Notice that the front knee is stacked over the ankle in both photos and the hips are square to the front of the mat.
Pigeon Pose (Eka Pada Raja Kapotasana)
Pigeon pose is a hip opener that stretches the hip flexors, lower back, hamstrings, psoas, and piriformis muscles. It can also strengthen these muscles when practiced with engagement. When focusing on flexibility, students should be encouraged to release into the posture, folding forward over the leg for maximum stretch. Students that are already highly flexible should be encouraged to remain upright and engage the muscles surrounding the hips to keep the pelvis lifted off of the floor and the spine extended.
Be sure that whichever variation of Pigeon Pose you practice that you keep your front foot flexed to protect the knee joint.
Pyramid Pose (Parsvottanasana)
Pyramid pose is a standing posture that stretches the low back, hamstrings, and glutes, while strengthening the quads and calves. Pressing down through the inner big toe mound of the front foot will encourage strength while folding deeply over the leg encourages flexibility.
To encourage strength in Pyramid pose remain halfway lifted and ground down through the feet.

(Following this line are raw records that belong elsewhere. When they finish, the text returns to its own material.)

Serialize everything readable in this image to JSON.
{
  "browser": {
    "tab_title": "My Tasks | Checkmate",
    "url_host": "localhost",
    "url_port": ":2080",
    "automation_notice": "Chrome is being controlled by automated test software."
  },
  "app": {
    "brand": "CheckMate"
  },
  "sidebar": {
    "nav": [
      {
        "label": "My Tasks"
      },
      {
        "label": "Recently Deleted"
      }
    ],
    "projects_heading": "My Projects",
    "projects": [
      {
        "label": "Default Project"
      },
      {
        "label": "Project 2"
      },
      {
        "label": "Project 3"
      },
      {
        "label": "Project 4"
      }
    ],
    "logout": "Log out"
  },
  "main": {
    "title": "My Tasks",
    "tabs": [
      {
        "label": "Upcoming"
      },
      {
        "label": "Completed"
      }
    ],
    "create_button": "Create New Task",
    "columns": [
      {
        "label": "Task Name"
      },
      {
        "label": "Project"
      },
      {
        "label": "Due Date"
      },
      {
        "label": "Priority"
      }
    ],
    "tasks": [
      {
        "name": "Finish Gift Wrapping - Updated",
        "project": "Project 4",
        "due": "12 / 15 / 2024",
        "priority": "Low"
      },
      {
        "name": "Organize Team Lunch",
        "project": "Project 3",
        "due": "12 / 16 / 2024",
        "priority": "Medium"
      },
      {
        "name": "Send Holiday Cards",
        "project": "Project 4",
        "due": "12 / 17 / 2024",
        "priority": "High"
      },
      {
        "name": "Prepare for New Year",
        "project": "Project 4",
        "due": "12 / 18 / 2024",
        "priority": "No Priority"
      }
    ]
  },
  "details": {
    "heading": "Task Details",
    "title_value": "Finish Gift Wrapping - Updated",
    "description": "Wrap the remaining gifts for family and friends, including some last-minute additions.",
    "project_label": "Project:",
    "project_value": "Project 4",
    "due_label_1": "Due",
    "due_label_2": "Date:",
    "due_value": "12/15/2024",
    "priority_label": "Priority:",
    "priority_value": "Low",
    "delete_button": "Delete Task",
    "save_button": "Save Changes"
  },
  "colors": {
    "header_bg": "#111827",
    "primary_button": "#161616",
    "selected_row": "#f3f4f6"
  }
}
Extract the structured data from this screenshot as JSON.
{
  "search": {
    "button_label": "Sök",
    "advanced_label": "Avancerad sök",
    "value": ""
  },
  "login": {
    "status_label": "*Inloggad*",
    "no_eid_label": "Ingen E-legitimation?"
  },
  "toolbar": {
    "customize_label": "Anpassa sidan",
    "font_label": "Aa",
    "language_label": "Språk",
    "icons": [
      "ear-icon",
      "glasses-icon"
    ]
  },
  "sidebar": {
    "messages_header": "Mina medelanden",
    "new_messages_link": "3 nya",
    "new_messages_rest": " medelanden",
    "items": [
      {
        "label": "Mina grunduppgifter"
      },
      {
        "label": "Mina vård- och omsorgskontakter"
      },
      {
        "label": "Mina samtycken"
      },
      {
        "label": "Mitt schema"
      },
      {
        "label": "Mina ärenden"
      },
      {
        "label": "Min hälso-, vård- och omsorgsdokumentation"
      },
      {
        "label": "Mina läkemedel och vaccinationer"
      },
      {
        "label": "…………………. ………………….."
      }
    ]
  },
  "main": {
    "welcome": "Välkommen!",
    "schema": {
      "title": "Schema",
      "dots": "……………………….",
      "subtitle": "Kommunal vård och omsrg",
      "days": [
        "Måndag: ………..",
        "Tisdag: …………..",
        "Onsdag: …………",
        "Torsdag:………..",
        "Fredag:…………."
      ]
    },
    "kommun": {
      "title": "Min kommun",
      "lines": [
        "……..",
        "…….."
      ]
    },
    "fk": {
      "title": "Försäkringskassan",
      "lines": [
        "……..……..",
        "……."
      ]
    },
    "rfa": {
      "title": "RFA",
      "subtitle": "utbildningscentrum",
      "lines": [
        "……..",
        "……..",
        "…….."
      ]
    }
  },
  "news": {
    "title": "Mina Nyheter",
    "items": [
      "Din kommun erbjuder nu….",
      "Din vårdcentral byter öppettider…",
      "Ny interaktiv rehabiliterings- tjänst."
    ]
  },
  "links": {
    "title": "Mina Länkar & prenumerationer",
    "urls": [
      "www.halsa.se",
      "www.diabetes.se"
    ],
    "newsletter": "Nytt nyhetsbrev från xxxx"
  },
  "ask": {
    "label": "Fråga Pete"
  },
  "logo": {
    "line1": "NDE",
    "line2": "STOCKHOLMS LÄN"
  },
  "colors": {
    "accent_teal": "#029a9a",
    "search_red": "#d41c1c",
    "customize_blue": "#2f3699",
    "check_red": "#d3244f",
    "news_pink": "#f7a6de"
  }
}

At Yoga Garden PBO, our teachers know that strength and flexibility are both necessary for sustaining a healthy yoga practice that will last a lifetime. Click here to find a class that works best for your body and your practice.
Written By: Lisa Pigeon, RYT-200 & Yoga Garden PBO Manager